■ **TASK BRIEF**
Pick out the lines below that contain the string "create" and copy them all.

■ **THE DATA**
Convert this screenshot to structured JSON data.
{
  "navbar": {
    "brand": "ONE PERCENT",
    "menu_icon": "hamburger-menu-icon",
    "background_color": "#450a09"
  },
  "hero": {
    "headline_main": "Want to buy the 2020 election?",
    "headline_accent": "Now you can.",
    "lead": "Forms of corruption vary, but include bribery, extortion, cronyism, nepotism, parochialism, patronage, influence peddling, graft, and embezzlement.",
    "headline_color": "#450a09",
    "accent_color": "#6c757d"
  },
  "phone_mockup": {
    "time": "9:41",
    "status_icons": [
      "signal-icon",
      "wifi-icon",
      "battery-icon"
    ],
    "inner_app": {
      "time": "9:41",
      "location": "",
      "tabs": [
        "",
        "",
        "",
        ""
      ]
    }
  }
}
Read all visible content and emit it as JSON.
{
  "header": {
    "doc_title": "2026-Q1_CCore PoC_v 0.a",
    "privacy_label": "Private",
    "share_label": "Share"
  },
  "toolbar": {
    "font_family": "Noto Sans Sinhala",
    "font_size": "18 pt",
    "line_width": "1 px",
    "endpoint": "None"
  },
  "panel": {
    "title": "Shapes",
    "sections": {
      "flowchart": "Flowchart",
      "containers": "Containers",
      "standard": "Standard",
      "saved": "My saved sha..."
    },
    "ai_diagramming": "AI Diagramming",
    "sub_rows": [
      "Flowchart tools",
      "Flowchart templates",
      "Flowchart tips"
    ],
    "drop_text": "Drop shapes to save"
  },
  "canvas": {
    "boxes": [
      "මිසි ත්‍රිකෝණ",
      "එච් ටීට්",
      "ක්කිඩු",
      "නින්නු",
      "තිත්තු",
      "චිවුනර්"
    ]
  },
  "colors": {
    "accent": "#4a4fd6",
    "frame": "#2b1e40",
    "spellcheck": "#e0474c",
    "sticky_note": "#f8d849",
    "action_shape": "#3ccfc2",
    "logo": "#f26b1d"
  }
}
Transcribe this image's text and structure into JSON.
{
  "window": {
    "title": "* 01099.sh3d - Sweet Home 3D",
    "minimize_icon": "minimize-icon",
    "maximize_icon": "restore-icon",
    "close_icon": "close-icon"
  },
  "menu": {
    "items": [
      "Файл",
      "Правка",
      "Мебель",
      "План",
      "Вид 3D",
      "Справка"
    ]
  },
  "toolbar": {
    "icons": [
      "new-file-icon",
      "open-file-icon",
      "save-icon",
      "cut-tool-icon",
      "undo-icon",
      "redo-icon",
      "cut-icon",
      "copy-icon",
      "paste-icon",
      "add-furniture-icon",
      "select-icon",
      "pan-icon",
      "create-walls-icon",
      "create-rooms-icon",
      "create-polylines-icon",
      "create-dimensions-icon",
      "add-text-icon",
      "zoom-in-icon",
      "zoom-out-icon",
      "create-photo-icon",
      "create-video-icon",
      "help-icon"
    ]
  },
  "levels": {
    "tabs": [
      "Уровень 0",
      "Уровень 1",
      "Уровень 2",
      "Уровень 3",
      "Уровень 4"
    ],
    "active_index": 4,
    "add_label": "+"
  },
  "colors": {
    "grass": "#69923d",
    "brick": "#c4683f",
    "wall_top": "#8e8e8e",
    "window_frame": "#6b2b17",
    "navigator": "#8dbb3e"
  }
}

■ **ANSWER TO THIS TASK**
      "create-walls-icon",
      "create-rooms-icon",
      "create-polylines-icon",
      "create-dimensions-icon",
      "create-photo-icon",
      "create-video-icon",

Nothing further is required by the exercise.